to their backs.
Bryan was finally able to meet Marilyn Stewart who owns Wild Things Nursery. She
specializes in native plants and has many butterfly larval food plants as well as
native nectar sources. She comes highly recommended and her website is here.
Ray gave three presentations to the Richmond Elementary School in Stillwater, Oklahoma
which were highly enjoyed by all.
Bryan and Laura are looking forward to their trip to the Lower Rio Grande Valley
the last week in October. Four presentations and one butterfly walk have been scheduled.
Please check the October calendar for more details. Hopefully, the next news update
will include several new species from that area.
And finally, the species treatments are still plugging along. We anticipate, once
colder weather sets in, this will be done in short order.
See you in the field!
19 November 2010
It’s been another busy month for The Butterflies of the World Foundation. Numerous
emails have been received asking about the trip Bryan and Laura took to the Lower
Rio Grande Valley during the last week of October. Four presentations and two butterfly
walks were given to eager crowds at three different locations in the Valley. They
met many people with a passion for butterflies and made many friends. They have
been invited back for next year and hope to make this an annual event every October.
The area is a true butterfly lover’s paradise. Almost around every turn there was
something new. And what everyone wants to know is what did Bryan photograph? Well,
he got a total of 31 new species and more coverage of 7 species that were already
on file. Some of the standouts from species already covered were two male Giant
Swallowtails courting a female and a Clouded Skipper being consumed by a Mexican
Unicorn Mantis. And for the new species...here’s the list not in any particular
In other news, on 4 November, Bryan gave a presentation to the Cleveland County Audubon
Society at the Sam Noble Museum of Natural History in Norman, Oklahoma, which was
well received. Also, plans are now in the works to send Bryan to Coppermine, Northwest
Territories, to photograph high Arctic butterflies in July 2011 with Professor Ronald
Royer. And finally, more progress has been made adding species accounts to this
site. As the weather turns colder, more time will be dedicated to completing this
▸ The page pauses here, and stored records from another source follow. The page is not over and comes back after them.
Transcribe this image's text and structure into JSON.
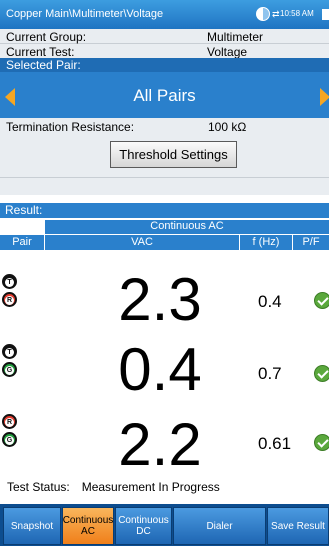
{
  "window": {
    "title": "Copper Main\\Multimeter\\Voltage",
    "time": "10:58 AM",
    "icons": [
      "globe-icon",
      "network-icon",
      "battery-icon"
    ]
  },
  "info": {
    "current_group_label": "Current Group:",
    "current_group_value": "Multimeter",
    "current_test_label": "Current Test:",
    "current_test_value": "Voltage"
  },
  "selected_pair": {
    "label": "Selected Pair:",
    "value": "All Pairs"
  },
  "termination": {
    "label": "Termination Resistance:",
    "value": "100 kΩ"
  },
  "threshold_button": "Threshold Settings",
  "result": {
    "header": "Result:",
    "mode": "Continuous AC",
    "columns": [
      "Pair",
      "VAC",
      "f (Hz)",
      "P/F"
    ],
    "rows": [
      {
        "pair": [
          "T",
          "R"
        ],
        "vac": "2.3",
        "freq": "0.4",
        "pass": true
      },
      {
        "pair": [
          "T",
          "G"
        ],
        "vac": "0.4",
        "freq": "0.7",
        "pass": true
      },
      {
        "pair": [
          "R",
          "G"
        ],
        "vac": "2.2",
        "freq": "0.61",
        "pass": true
      }
    ]
  },
  "test_status": {
    "label": "Test Status:",
    "value": "Measurement In Progress"
  },
  "bottom_tabs": [
    {
      "label": "Snapshot",
      "active": false
    },
    {
      "label": "Continuous AC",
      "active": true
    },
    {
      "label": "Continuous DC",
      "active": false
    },
    {
      "label": "Dialer",
      "active": false
    },
    {
      "label": "Save Result",
      "active": false
    }
  ],
  "colors": {
    "title_blue": "#2a80cc",
    "active_tab": "#f07f1a",
    "arrow_orange": "#f5a623",
    "pass_green": "#5aa83c"
  }
}
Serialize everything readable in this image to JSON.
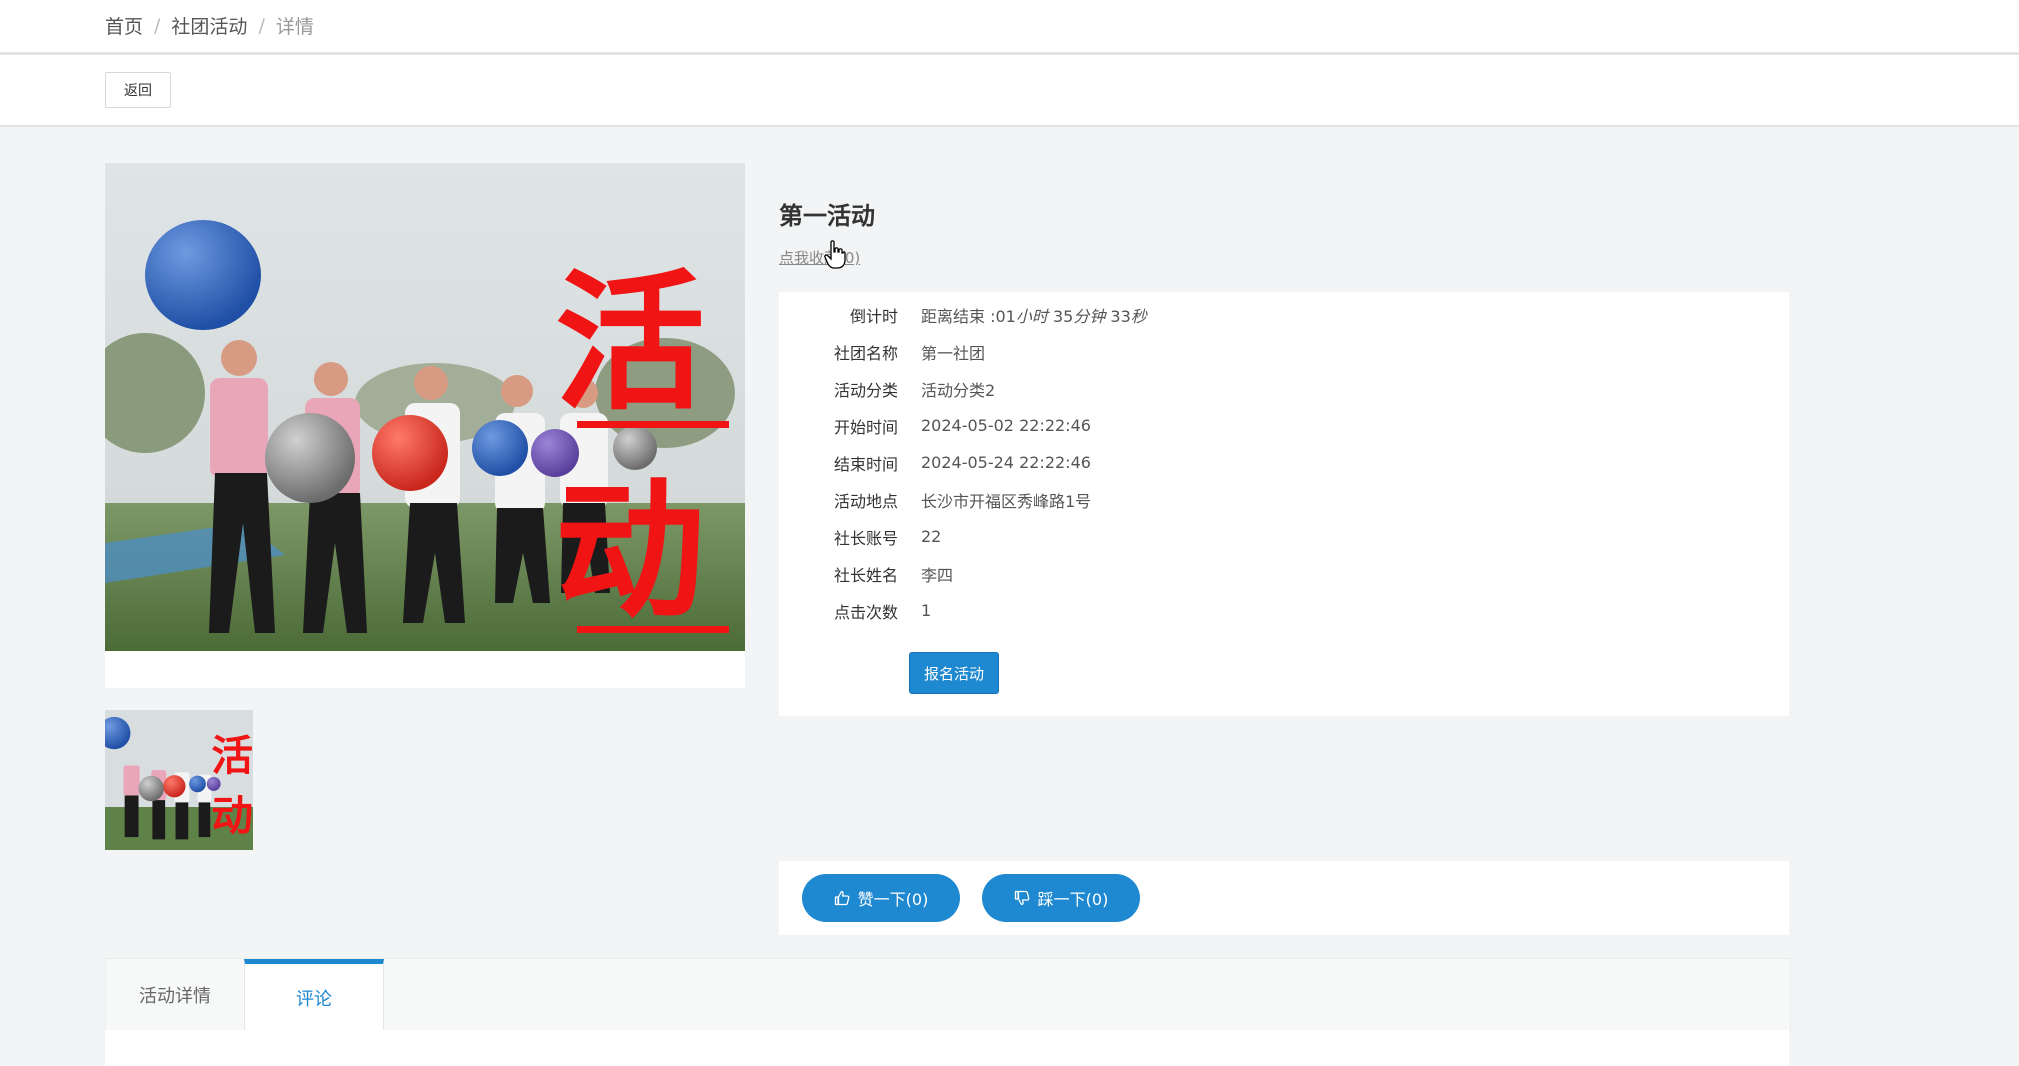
{
  "breadcrumb": {
    "home": "首页",
    "section": "社团活动",
    "current": "详情",
    "separator": "/"
  },
  "toolbar": {
    "back_label": "返回"
  },
  "image": {
    "overlay_char1": "活",
    "overlay_char2": "动"
  },
  "activity": {
    "title": "第一活动",
    "favorite_label": "点我收藏(0)"
  },
  "details": {
    "countdown": {
      "label": "倒计时",
      "prefix": "距离结束 :01",
      "hour_unit": "小时",
      "minutes": "35",
      "minute_unit": "分钟",
      "seconds": "33",
      "second_unit": "秒"
    },
    "club_name": {
      "label": "社团名称",
      "value": "第一社团"
    },
    "category": {
      "label": "活动分类",
      "value": "活动分类2"
    },
    "start_time": {
      "label": "开始时间",
      "value": "2024-05-02 22:22:46"
    },
    "end_time": {
      "label": "结束时间",
      "value": "2024-05-24 22:22:46"
    },
    "location": {
      "label": "活动地点",
      "value": "长沙市开福区秀峰路1号"
    },
    "leader_account": {
      "label": "社长账号",
      "value": "22"
    },
    "leader_name": {
      "label": "社长姓名",
      "value": "李四"
    },
    "click_count": {
      "label": "点击次数",
      "value": "1"
    }
  },
  "actions": {
    "join_label": "报名活动"
  },
  "vote": {
    "like_label": "赞一下(0)",
    "dislike_label": "踩一下(0)"
  },
  "tabs": [
    {
      "label": "活动详情",
      "active": false
    },
    {
      "label": "评论",
      "active": true
    }
  ],
  "colors": {
    "accent": "#1e88d0",
    "overlay_red": "#f01414"
  }
}
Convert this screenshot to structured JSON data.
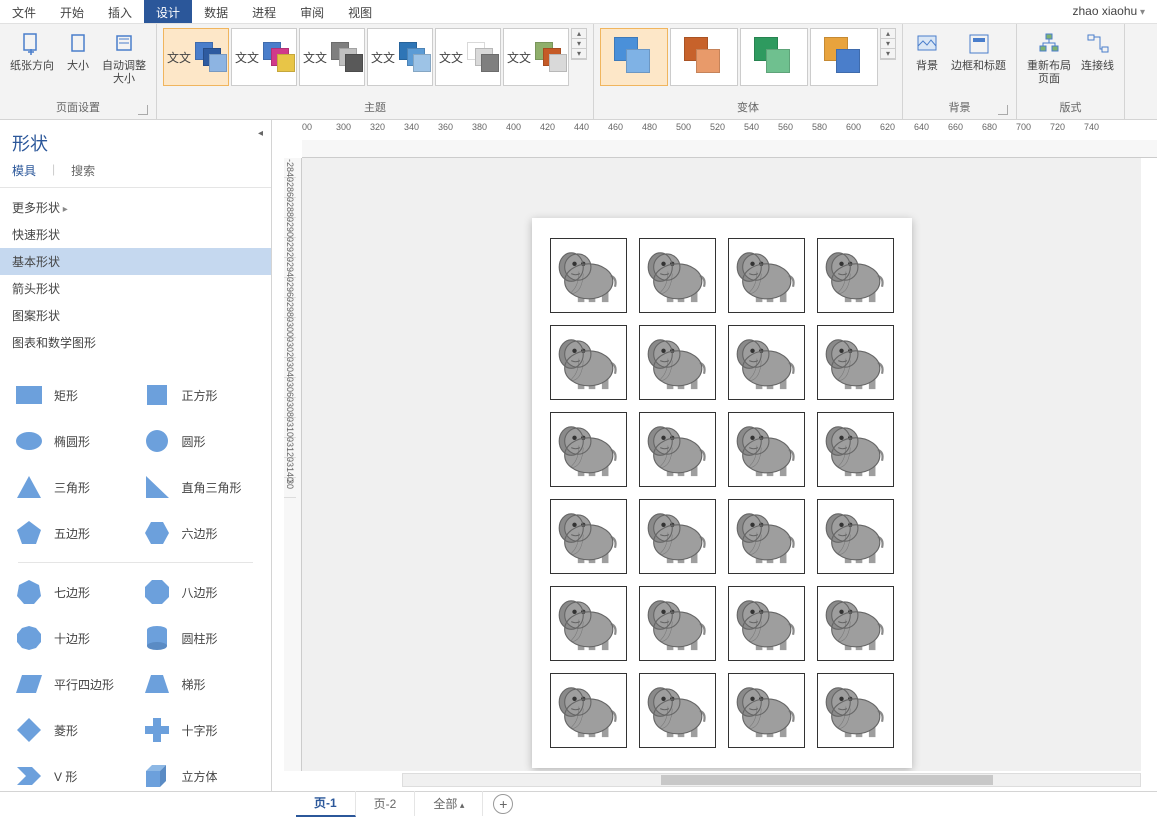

project. Also, the slide show has been updated with recent Texas butterflies. We
hope you enjoy the new Lower Rio Grande Valley additions. Please let us know what
you think or if you notice any errors. Have a happy Holidays.